* [Information provided]
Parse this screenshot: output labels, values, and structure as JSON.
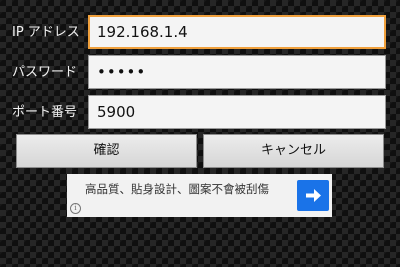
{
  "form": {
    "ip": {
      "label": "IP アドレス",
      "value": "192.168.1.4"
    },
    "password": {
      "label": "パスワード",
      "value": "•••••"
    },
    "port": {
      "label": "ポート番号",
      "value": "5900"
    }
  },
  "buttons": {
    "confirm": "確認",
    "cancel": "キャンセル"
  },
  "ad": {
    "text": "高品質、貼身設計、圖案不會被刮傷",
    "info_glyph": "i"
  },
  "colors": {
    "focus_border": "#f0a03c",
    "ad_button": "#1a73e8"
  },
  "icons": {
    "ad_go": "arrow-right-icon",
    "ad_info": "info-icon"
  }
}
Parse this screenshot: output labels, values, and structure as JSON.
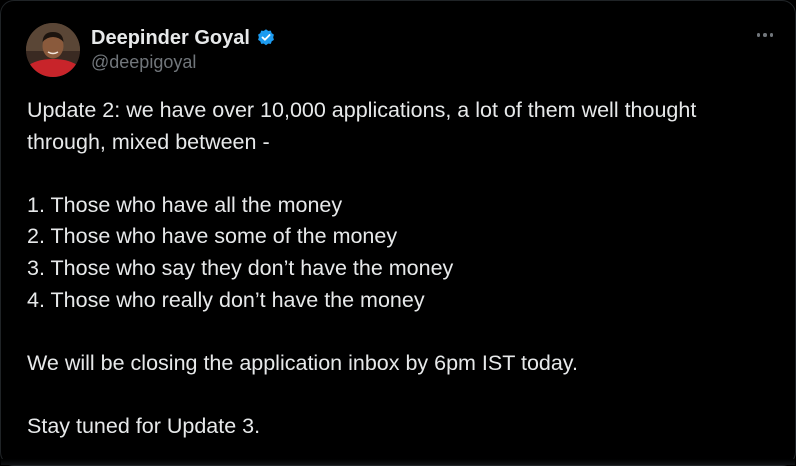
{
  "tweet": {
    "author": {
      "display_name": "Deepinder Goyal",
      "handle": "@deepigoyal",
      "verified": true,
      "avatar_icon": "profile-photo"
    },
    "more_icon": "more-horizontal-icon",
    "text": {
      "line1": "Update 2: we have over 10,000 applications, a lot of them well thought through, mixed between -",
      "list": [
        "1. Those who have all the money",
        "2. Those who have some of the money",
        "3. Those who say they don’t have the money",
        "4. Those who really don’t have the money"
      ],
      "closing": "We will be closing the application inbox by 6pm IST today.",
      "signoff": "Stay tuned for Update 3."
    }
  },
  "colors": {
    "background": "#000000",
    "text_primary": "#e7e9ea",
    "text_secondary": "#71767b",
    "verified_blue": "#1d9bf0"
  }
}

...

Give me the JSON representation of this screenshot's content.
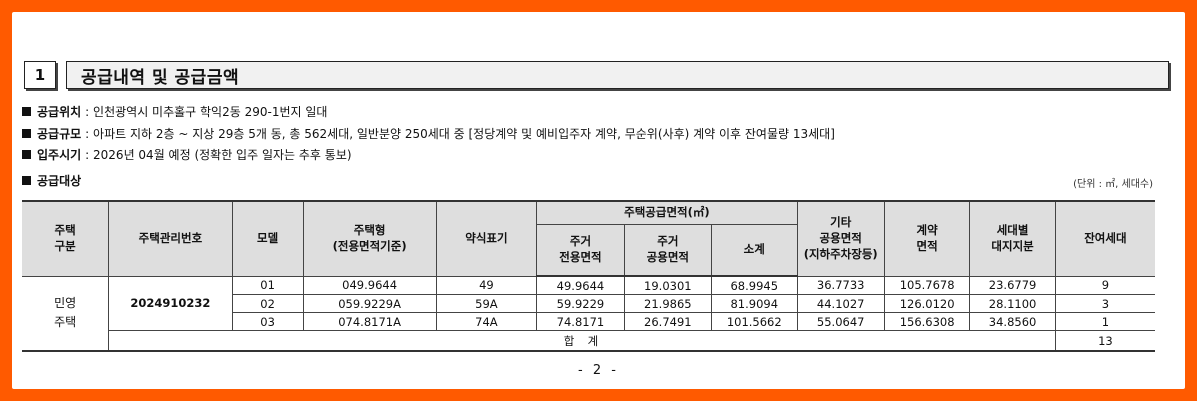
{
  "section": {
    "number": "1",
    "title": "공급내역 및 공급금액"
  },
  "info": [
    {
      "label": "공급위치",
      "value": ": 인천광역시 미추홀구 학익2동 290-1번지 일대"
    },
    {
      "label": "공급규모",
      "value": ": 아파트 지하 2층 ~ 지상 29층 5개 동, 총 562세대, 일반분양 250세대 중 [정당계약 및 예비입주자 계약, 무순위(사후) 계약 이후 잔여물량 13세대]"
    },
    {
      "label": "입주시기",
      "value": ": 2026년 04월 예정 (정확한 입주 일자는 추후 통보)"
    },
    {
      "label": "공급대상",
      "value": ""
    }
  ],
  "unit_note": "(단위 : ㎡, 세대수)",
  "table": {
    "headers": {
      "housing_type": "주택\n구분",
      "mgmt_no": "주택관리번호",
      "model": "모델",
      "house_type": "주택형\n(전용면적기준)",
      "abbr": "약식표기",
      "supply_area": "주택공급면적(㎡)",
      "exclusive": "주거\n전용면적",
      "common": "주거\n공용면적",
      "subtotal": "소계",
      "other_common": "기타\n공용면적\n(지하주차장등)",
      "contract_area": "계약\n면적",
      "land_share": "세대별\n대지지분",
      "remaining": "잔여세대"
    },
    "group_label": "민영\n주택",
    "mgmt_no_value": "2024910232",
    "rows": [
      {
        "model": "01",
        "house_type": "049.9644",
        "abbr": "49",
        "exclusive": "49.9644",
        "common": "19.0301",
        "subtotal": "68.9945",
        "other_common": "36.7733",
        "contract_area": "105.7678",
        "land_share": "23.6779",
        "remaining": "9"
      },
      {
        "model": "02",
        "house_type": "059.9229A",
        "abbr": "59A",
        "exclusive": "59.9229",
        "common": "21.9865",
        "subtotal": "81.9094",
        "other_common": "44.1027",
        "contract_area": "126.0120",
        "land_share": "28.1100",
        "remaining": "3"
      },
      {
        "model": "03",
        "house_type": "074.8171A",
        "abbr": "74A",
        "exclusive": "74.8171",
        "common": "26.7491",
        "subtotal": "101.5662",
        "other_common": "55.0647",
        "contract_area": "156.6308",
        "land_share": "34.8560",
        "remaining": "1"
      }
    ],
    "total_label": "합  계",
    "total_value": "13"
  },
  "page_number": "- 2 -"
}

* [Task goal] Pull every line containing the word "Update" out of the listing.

* [Response box]
      "line1": "Update 2: we have over 10,000 applications, a lot of them well thought through, mixed between -",
      "signoff": "Stay tuned for Update 3."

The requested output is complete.